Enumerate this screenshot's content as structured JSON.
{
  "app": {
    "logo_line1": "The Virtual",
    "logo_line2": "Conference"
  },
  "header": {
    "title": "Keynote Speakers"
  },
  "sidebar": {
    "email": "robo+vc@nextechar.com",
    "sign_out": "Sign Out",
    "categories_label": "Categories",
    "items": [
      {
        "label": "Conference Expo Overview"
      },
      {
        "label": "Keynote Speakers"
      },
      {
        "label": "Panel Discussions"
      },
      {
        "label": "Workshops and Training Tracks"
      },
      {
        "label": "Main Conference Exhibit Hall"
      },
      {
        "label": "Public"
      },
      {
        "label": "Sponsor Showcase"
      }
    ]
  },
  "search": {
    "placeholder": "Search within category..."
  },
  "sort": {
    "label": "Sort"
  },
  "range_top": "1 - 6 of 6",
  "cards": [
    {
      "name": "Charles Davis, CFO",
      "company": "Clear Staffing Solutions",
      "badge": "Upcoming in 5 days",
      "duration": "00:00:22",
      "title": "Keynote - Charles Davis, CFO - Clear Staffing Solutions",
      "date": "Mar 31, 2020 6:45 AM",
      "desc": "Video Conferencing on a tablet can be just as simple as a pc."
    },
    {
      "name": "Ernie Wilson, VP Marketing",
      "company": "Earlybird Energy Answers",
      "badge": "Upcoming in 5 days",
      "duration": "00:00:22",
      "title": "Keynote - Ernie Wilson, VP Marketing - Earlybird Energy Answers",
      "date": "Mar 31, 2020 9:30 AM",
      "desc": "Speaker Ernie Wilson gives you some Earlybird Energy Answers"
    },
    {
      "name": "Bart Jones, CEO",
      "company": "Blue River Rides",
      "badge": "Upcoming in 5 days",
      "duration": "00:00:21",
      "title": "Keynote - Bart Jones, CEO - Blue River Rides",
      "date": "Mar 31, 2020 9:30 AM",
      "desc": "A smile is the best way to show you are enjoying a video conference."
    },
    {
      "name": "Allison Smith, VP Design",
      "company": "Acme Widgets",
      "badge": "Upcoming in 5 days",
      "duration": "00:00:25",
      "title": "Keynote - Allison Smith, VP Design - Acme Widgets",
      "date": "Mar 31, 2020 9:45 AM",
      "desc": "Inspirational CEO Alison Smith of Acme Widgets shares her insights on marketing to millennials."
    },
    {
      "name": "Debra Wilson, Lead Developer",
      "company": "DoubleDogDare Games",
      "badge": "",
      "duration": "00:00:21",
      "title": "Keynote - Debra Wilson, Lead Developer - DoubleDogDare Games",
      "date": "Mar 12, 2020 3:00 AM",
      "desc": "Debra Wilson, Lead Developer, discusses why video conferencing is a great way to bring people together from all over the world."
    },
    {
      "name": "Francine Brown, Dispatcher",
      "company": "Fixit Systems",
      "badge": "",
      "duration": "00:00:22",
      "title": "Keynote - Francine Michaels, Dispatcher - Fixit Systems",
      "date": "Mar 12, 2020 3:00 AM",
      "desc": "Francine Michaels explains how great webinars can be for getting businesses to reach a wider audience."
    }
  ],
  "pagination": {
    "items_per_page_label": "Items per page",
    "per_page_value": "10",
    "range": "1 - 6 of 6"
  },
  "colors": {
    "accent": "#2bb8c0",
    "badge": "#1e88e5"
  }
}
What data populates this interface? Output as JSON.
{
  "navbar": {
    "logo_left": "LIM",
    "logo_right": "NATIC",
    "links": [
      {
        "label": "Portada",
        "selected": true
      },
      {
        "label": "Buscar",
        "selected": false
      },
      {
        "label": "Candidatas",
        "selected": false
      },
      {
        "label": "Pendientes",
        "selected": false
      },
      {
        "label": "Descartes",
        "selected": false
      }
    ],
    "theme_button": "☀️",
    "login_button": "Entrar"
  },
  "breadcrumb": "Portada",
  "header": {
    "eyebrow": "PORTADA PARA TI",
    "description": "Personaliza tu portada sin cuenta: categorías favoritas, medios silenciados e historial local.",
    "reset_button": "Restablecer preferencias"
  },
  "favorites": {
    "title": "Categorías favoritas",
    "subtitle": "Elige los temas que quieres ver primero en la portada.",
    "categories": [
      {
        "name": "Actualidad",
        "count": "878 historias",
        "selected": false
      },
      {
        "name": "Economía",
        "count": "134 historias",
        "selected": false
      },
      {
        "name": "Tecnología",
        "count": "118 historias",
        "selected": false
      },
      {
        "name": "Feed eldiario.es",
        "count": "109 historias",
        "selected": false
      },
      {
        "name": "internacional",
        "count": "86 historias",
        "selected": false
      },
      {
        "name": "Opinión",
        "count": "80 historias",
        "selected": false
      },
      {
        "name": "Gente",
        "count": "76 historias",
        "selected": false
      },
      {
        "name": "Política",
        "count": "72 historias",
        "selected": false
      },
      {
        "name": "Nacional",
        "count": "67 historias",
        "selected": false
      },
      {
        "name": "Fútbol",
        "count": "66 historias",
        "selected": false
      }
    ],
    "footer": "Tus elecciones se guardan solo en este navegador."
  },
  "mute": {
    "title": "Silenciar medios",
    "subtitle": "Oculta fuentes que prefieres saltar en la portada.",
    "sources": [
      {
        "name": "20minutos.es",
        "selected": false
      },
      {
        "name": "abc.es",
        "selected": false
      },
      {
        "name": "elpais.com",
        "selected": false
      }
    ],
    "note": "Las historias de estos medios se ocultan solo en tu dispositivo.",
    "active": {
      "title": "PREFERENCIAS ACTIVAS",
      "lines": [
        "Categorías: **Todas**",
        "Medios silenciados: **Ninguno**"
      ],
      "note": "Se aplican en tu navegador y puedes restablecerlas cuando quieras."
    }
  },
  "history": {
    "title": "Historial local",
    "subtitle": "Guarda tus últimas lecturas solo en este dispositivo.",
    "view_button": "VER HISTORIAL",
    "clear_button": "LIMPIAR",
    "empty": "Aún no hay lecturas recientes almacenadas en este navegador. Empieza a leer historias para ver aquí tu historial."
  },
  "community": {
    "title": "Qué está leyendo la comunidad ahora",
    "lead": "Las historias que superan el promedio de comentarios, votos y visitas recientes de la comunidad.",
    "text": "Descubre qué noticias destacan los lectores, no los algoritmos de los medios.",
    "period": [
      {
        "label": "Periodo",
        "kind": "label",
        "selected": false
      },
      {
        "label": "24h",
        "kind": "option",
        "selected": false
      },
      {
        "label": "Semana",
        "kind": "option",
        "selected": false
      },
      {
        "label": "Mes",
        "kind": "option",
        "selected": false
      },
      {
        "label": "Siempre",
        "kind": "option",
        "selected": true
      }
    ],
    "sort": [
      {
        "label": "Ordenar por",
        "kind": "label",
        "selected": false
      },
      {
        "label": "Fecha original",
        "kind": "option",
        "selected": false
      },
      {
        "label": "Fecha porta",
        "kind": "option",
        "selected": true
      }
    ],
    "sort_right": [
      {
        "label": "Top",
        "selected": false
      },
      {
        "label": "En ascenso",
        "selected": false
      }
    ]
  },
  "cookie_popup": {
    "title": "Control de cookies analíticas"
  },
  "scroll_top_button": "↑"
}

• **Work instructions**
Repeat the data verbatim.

• **Answer section**
Enumerate this screenshot's content as structured JSON.
{
  "app": {
    "logo_line1": "The Virtual",
    "logo_line2": "Conference"
  },
  "header": {
    "title": "Keynote Speakers"
  },
  "sidebar": {
    "email": "robo+vc@nextechar.com",
    "sign_out": "Sign Out",
    "categories_label": "Categories",
    "items": [
      {
        "label": "Conference Expo Overview"
      },
      {
        "label": "Keynote Speakers"
      },
      {
        "label": "Panel Discussions"
      },
      {
        "label": "Workshops and Training Tracks"
      },
      {
        "label": "Main Conference Exhibit Hall"
      },
      {
        "label": "Public"
      },
      {
        "label": "Sponsor Showcase"
      }
    ]
  },
  "search": {
    "placeholder": "Search within category..."
  },
  "sort": {
    "label": "Sort"
  },
  "range_top": "1 - 6 of 6",
  "cards": [
    {
      "name": "Charles Davis, CFO",
      "company": "Clear Staffing Solutions",
      "badge": "Upcoming in 5 days",
      "duration": "00:00:22",
      "title": "Keynote - Charles Davis, CFO - Clear Staffing Solutions",
      "date": "Mar 31, 2020 6:45 AM",
      "desc": "Video Conferencing on a tablet can be just as simple as a pc."
    },
    {
      "name": "Ernie Wilson, VP Marketing",
      "company": "Earlybird Energy Answers",
      "badge": "Upcoming in 5 days",
      "duration": "00:00:22",
      "title": "Keynote - Ernie Wilson, VP Marketing - Earlybird Energy Answers",
      "date": "Mar 31, 2020 9:30 AM",
      "desc": "Speaker Ernie Wilson gives you some Earlybird Energy Answers"
    },
    {
      "name": "Bart Jones, CEO",
      "company": "Blue River Rides",
      "badge": "Upcoming in 5 days",
      "duration": "00:00:21",
      "title": "Keynote - Bart Jones, CEO - Blue River Rides",
      "date": "Mar 31, 2020 9:30 AM",
      "desc": "A smile is the best way to show you are enjoying a video conference."
    },
    {
      "name": "Allison Smith, VP Design",
      "company": "Acme Widgets",
      "badge": "Upcoming in 5 days",
      "duration": "00:00:25",
      "title": "Keynote - Allison Smith, VP Design - Acme Widgets",
      "date": "Mar 31, 2020 9:45 AM",
      "desc": "Inspirational CEO Alison Smith of Acme Widgets shares her insights on marketing to millennials."
    },
    {
      "name": "Debra Wilson, Lead Developer",
      "company": "DoubleDogDare Games",
      "badge": "",
      "duration": "00:00:21",
      "title": "Keynote - Debra Wilson, Lead Developer - DoubleDogDare Games",
      "date": "Mar 12, 2020 3:00 AM",
      "desc": "Debra Wilson, Lead Developer, discusses why video conferencing is a great way to bring people together from all over the world."
    },
    {
      "name": "Francine Brown, Dispatcher",
      "company": "Fixit Systems",
      "badge": "",
      "duration": "00:00:22",
      "title": "Keynote - Francine Michaels, Dispatcher - Fixit Systems",
      "date": "Mar 12, 2020 3:00 AM",
      "desc": "Francine Michaels explains how great webinars can be for getting businesses to reach a wider audience."
    }
  ],
  "pagination": {
    "items_per_page_label": "Items per page",
    "per_page_value": "10",
    "range": "1 - 6 of 6"
  },
  "colors": {
    "accent": "#2bb8c0",
    "badge": "#1e88e5"
  }
}
What data populates this interface? Output as JSON.
{
  "navbar": {
    "logo_left": "LIM",
    "logo_right": "NATIC",
    "links": [
      {
        "label": "Portada",
        "selected": true
      },
      {
        "label": "Buscar",
        "selected": false
      },
      {
        "label": "Candidatas",
        "selected": false
      },
      {
        "label": "Pendientes",
        "selected": false
      },
      {
        "label": "Descartes",
        "selected": false
      }
    ],
    "theme_button": "☀️",
    "login_button": "Entrar"
  },
  "breadcrumb": "Portada",
  "header": {
    "eyebrow": "PORTADA PARA TI",
    "description": "Personaliza tu portada sin cuenta: categorías favoritas, medios silenciados e historial local.",
    "reset_button": "Restablecer preferencias"
  },
  "favorites": {
    "title": "Categorías favoritas",
    "subtitle": "Elige los temas que quieres ver primero en la portada.",
    "categories": [
      {
        "name": "Actualidad",
        "count": "878 historias",
        "selected": false
      },
      {
        "name": "Economía",
        "count": "134 historias",
        "selected": false
      },
      {
        "name": "Tecnología",
        "count": "118 historias",
        "selected": false
      },
      {
        "name": "Feed eldiario.es",
        "count": "109 historias",
        "selected": false
      },
      {
        "name": "internacional",
        "count": "86 historias",
        "selected": false
      },
      {
        "name": "Opinión",
        "count": "80 historias",
        "selected": false
      },
      {
        "name": "Gente",
        "count": "76 historias",
        "selected": false
      },
      {
        "name": "Política",
        "count": "72 historias",
        "selected": false
      },
      {
        "name": "Nacional",
        "count": "67 historias",
        "selected": false
      },
      {
        "name": "Fútbol",
        "count": "66 historias",
        "selected": false
      }
    ],
    "footer": "Tus elecciones se guardan solo en este navegador."
  },
  "mute": {
    "title": "Silenciar medios",
    "subtitle": "Oculta fuentes que prefieres saltar en la portada.",
    "sources": [
      {
        "name": "20minutos.es",
        "selected": false
      },
      {
        "name": "abc.es",
        "selected": false
      },
      {
        "name": "elpais.com",
        "selected": false
      }
    ],
    "note": "Las historias de estos medios se ocultan solo en tu dispositivo.",
    "active": {
      "title": "PREFERENCIAS ACTIVAS",
      "lines": [
        "Categorías: **Todas**",
        "Medios silenciados: **Ninguno**"
      ],
      "note": "Se aplican en tu navegador y puedes restablecerlas cuando quieras."
    }
  },
  "history": {
    "title": "Historial local",
    "subtitle": "Guarda tus últimas lecturas solo en este dispositivo.",
    "view_button": "VER HISTORIAL",
    "clear_button": "LIMPIAR",
    "empty": "Aún no hay lecturas recientes almacenadas en este navegador. Empieza a leer historias para ver aquí tu historial."
  },
  "community": {
    "title": "Qué está leyendo la comunidad ahora",
    "lead": "Las historias que superan el promedio de comentarios, votos y visitas recientes de la comunidad.",
    "text": "Descubre qué noticias destacan los lectores, no los algoritmos de los medios.",
    "period": [
      {
        "label": "Periodo",
        "kind": "label",
        "selected": false
      },
      {
        "label": "24h",
        "kind": "option",
        "selected": false
      },
      {
        "label": "Semana",
        "kind": "option",
        "selected": false
      },
      {
        "label": "Mes",
        "kind": "option",
        "selected": false
      },
      {
        "label": "Siempre",
        "kind": "option",
        "selected": true
      }
    ],
    "sort": [
      {
        "label": "Ordenar por",
        "kind": "label",
        "selected": false
      },
      {
        "label": "Fecha original",
        "kind": "option",
        "selected": false
      },
      {
        "label": "Fecha porta",
        "kind": "option",
        "selected": true
      }
    ],
    "sort_right": [
      {
        "label": "Top",
        "selected": false
      },
      {
        "label": "En ascenso",
        "selected": false
      }
    ]
  },
  "cookie_popup": {
    "title": "Control de cookies analíticas"
  },
  "scroll_top_button": "↑"
}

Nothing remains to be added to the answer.